Jesus also commands the Ephesians to repent. Repenting for stealing a candy bar is pretty easy. Simple. I admit I made the mistake and I regret it. I won’t do it again. Will you forgive me? Sure. Repenting of a lifestyle of apathy and coldness requires time and effort.

Post-crisis, my husband and I probably spent our first year repenting to each other continuously. This wasn’t for lack of forgiveness. We forgave each other readily at the beginning. We felt compelled to repent for the past because the whole thing was so sad. As we were falling in love with each other again, the crisis we had suffered seemed so much more tragic. We were grieving our story.

We also repented continuously as we were trying to live a new life of love. We had to make the choice to love on a regular basis. Each time we would be tempted to slip back into our individual corners, we would be forced to confront the urge and repent. Our love language was repentance that first year. Things got better.

The third piece of the remedy is “do the things you did at first”. In college when my husband and I weren’t fighting, we were sitting at a coffee shop or in a park, discussing the big ideas. We could sit for hours and have fun without having a tv on. But years later, when we were in the midst of crisis, that world seemed like an old fantasy. We tried it out anyway.

In the evenings after work, we didn’t sit on separate couches watching TV anymore. We engaged each other. We played games. We talked. We fought. We watched the entire X-Files series on DVD, discussing each episode. (We are both total geeks.) We refused to pretend that the other didn’t exist. And we began to find love again.

The Ephesian church was busy. They weren’t sitting around, letting the world go by. What did they do in the beginning that they had forgotten? As they were crusading against heretics and false prophets, what had they let fall by the wayside? Would loving Jesus change their priorities at all? If they embraced their first love again, would they have different goals? Perhaps they would have new priorities. Or maybe they would continue standing their post on the Highway to Rome, but with a different spirit of love and charity. It’s a mystery.
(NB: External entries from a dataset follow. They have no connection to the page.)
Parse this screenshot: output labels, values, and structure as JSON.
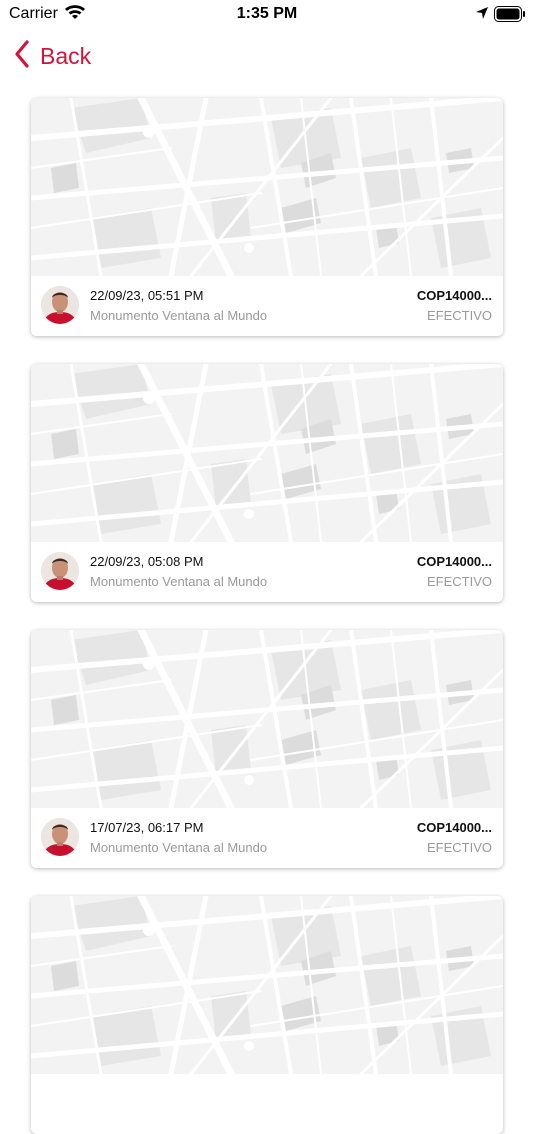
{
  "status_bar": {
    "carrier": "Carrier",
    "time": "1:35 PM",
    "icons": [
      "wifi-icon",
      "location-arrow-icon",
      "battery-icon"
    ]
  },
  "nav": {
    "back_label": "Back"
  },
  "colors": {
    "accent": "#d4123c",
    "map_bg": "#f4f4f4",
    "secondary_text": "#9a9a9a"
  },
  "trips": [
    {
      "datetime": "22/09/23, 05:51 PM",
      "place": "Monumento Ventana al Mundo",
      "amount": "COP14000...",
      "payment": "EFECTIVO"
    },
    {
      "datetime": "22/09/23, 05:08 PM",
      "place": "Monumento Ventana al Mundo",
      "amount": "COP14000...",
      "payment": "EFECTIVO"
    },
    {
      "datetime": "17/07/23, 06:17 PM",
      "place": "Monumento Ventana al Mundo",
      "amount": "COP14000...",
      "payment": "EFECTIVO"
    }
  ]
}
We don’t know what they did “at first”. As men and women of the church of 2011, we must examine our own hearts and agendas. What are we doing that is motivated by an obligation to toil? Are we working ourselves to the point of exhaustion for the right things? Is it motivated by a first love for Jesus? He sees our labor. Is it coming from a place of romance?

Happily Ever After

Whoever has ears, let them hear what the Spirit says to the churches. To the one who is victorious, I will give the right to eat from the tree of life, which is in the paradise of God.

Love may be messy, volatile, complicated. It may keep us up at night as we work out our thoughts and beliefs. It may not be easily described or put away in a neat box. But we know it’s love because the earth moves when we hear his name. We hear music in a good sunrise. He lends meaning to every breath we take. He changes the way we want to live.

We don’t have him all figured out. He makes us furious when he says things the way he says them. Sometimes he embarrasses us in public. We ache when we hear his name attached to evil. His other followers irritate us. He doesn’t make sense. He’s so quiet. But we keep fighting.